Co-op owners at the Promenade in Bethesda have decided to hire legal counsel to protect their interests in possible legal battles with American Invsco, the huge apartment converter that has been trying to turn the 1,072-unit complex into a cooperative, sources said this week.
Owners (technically shareholders in the cooperative corporation) have said they now fear that Invsco, strapped for money, may abandon them and leave them with large debts. Invsco has not paid its January and February assessments at the Promenade for the units it still owns at the building, and is delinquent on its state and local taxes.

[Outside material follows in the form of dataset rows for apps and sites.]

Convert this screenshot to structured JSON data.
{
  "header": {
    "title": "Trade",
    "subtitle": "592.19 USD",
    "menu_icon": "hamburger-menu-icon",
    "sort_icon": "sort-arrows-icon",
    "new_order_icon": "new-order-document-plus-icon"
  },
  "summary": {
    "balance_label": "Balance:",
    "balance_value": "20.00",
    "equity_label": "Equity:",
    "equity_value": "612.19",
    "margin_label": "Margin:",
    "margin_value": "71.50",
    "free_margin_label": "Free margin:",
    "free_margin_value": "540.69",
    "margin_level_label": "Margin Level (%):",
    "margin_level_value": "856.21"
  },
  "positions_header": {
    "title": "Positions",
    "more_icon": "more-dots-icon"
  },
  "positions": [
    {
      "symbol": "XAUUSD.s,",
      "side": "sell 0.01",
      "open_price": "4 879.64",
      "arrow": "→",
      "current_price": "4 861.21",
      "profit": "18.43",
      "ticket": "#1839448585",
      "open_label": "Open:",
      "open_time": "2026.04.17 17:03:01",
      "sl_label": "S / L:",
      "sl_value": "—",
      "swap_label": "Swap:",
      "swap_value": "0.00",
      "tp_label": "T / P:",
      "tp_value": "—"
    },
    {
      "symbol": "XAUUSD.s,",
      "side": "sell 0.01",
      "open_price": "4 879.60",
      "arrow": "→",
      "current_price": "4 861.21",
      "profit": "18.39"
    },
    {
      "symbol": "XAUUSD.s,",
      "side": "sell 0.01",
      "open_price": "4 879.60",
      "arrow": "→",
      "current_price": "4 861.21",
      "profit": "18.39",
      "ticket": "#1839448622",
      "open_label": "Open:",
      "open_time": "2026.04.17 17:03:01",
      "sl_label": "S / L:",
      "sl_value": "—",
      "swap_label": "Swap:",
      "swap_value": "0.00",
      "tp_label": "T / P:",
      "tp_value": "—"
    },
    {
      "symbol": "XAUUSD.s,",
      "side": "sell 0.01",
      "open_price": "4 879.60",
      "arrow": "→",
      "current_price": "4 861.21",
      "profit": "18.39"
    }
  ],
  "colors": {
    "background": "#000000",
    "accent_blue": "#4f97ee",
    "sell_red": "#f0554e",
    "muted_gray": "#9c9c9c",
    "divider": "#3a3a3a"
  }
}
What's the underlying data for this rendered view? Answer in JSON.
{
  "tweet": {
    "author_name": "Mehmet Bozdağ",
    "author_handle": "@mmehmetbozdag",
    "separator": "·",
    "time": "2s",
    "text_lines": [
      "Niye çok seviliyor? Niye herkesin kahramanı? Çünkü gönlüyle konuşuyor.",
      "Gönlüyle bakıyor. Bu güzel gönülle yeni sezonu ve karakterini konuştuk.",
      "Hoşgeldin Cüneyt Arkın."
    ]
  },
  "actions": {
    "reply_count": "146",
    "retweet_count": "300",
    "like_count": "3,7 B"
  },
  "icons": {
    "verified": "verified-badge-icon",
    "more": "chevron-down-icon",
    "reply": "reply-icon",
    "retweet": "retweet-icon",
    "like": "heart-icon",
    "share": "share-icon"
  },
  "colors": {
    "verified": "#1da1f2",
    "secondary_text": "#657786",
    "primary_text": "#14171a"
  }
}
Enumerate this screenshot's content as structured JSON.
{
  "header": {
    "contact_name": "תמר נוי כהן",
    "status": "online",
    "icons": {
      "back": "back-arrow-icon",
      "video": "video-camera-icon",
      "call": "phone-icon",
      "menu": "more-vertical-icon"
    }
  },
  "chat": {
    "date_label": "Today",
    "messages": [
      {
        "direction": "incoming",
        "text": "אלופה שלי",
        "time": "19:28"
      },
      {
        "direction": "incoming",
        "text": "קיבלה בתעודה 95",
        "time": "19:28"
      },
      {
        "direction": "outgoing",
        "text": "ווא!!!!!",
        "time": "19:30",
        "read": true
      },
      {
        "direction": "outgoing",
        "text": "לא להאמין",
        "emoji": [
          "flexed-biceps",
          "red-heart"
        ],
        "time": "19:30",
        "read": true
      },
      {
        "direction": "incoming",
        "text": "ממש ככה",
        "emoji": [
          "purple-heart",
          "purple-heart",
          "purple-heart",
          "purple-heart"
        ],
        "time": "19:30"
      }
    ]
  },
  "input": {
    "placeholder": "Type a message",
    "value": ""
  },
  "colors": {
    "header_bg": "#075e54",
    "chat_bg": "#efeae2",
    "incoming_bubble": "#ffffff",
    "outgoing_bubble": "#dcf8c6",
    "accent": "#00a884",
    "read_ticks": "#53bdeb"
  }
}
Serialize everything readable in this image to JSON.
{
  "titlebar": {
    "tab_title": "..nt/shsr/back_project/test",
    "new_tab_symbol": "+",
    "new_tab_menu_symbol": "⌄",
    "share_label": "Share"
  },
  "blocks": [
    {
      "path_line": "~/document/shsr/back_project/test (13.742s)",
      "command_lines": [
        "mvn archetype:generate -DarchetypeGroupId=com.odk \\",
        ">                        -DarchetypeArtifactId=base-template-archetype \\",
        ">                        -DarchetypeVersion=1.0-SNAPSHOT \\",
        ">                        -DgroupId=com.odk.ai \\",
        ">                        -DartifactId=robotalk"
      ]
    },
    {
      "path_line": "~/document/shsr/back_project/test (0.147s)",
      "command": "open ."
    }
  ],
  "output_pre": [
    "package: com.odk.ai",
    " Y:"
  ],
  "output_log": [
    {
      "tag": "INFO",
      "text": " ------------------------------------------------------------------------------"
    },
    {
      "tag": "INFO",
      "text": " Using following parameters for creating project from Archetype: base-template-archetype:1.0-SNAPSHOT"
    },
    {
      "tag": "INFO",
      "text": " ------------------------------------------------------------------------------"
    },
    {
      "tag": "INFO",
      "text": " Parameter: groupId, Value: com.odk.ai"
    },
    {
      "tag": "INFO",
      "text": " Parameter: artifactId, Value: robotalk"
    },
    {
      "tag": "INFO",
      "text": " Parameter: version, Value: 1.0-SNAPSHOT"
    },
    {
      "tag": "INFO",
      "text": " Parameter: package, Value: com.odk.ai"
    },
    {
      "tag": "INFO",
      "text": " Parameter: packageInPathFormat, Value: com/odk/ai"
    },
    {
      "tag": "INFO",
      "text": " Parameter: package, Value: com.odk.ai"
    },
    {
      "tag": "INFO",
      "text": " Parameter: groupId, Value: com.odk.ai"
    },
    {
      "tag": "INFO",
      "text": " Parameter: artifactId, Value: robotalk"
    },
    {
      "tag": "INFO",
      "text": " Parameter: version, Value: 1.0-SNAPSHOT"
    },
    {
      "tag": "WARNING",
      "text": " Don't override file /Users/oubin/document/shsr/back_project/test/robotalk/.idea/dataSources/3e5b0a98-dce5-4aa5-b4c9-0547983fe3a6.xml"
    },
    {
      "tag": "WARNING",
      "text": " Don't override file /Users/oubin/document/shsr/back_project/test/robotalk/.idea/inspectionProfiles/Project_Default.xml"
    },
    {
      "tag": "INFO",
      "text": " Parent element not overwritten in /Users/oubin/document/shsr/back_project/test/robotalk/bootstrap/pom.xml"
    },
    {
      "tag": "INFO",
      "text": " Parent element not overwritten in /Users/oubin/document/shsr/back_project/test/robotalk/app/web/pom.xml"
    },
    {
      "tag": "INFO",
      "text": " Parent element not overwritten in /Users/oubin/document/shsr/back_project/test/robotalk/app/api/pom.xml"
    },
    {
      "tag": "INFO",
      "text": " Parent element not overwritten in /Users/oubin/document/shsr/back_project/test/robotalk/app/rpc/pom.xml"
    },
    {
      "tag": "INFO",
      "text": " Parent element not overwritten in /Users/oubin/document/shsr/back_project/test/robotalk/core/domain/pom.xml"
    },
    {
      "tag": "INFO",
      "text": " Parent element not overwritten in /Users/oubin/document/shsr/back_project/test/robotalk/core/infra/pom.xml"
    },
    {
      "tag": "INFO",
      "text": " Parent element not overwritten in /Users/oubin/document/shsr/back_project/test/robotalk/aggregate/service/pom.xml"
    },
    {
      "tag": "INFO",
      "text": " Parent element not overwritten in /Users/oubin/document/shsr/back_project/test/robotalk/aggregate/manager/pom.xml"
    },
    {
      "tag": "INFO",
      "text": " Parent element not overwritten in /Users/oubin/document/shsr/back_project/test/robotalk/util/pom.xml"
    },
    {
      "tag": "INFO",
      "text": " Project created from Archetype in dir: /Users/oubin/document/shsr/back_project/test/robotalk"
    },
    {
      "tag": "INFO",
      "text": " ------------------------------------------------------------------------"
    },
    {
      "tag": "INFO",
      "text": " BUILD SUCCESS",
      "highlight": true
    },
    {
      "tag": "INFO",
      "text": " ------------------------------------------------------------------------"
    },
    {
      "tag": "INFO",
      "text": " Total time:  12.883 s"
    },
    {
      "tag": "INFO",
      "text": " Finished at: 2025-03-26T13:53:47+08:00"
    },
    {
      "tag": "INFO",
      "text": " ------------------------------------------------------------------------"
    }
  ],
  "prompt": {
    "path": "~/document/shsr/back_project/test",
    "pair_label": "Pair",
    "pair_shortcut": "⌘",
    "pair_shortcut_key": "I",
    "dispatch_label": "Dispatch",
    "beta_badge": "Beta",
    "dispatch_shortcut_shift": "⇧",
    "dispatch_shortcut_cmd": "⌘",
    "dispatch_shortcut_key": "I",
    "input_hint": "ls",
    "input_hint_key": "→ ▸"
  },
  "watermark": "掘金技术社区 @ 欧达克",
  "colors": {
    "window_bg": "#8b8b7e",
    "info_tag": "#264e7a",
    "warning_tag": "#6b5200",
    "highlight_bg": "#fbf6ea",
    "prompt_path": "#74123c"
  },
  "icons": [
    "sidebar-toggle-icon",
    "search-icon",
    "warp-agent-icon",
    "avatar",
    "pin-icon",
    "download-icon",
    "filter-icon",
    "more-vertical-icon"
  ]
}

In addition, co-op sharesholders say the converter has large debts outstanding with Chase Manhattan Bank, which they believe they would be liable for if Invsco defaults and the bank takes over.
David Varner, a spokesman for American Invsco in Chicago, said the company would "absolutely not" abandon the cooperative.
Still, the co-op shareholders said they are planning for that possibility.
"If the developer left the Promenade owing just two months' assessments, each minority shareholder coop owner could be assessed as much as $1,000," a hand-written flyer calling a shareholders' meeting this week said.
"The developer has owed the corporation (us) up to $1 million at a given time. This debt is unsecured, and we could be left with this debt if Chase Manhatten Bank were to foreclose on the building," the flyer continued.
"We are afraid American Invsco will abandon the building or it will go up for tax sale," said one Promenade resident.
Varner said Invsco is still challenging a large increase in the property taxes at the cooperative, and that is why the tax bill has not been paid.
The company recently fired all but two staff members at the Promenade in another cost-saving effort. Those fired include the resident manager, the property manager, the head of contract administration, and two of four maintenance personnel at the building, according to sources at the Promenade. Other Invsco employes were fired earlier.
Varner said the firings were made to "strengthen management and administration of the property." The fired employes will be replaced by Invsco, he said.